[Page and application data records]
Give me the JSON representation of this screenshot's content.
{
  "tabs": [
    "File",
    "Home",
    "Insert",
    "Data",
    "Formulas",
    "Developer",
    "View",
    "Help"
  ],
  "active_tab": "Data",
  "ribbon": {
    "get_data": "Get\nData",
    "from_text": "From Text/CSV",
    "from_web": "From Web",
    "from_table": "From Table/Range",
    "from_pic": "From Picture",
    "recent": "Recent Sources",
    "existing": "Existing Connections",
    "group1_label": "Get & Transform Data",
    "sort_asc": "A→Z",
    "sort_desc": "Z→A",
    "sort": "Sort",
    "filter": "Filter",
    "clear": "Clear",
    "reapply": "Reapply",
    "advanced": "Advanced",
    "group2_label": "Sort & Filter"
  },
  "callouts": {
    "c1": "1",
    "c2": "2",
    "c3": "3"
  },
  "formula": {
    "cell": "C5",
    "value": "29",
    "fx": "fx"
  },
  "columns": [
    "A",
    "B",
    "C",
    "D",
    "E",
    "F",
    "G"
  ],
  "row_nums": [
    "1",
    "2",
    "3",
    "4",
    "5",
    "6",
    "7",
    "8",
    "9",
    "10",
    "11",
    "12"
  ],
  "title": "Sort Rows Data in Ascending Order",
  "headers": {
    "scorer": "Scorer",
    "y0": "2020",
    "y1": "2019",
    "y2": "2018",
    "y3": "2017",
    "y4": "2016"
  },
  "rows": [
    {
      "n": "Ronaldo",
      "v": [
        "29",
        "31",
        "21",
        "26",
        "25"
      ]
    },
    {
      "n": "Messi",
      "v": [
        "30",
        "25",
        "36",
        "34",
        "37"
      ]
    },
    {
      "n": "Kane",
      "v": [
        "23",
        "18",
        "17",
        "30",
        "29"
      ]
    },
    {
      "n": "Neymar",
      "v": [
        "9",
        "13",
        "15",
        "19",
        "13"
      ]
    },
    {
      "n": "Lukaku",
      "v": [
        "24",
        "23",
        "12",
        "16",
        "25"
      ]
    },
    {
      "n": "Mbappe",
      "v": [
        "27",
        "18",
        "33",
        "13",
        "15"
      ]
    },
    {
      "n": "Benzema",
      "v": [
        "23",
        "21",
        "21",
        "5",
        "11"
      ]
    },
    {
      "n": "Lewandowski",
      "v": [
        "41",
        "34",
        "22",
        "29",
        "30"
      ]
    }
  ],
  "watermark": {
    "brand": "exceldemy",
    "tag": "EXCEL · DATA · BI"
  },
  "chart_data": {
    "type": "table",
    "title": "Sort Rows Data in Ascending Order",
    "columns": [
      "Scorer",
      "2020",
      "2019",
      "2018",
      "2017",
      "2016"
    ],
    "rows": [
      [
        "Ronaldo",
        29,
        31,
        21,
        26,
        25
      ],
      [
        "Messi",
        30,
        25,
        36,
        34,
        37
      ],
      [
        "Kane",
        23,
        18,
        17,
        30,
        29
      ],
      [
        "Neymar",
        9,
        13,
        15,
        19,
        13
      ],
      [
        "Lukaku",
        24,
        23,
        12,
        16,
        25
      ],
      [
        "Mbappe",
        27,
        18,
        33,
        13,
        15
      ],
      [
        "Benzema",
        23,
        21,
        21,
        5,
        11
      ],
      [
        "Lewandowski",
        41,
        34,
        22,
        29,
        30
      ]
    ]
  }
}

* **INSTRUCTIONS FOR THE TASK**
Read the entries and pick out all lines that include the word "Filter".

* **ANSWER SPACE**
    "filter": "Filter",
    "group2_label": "Sort & Filter"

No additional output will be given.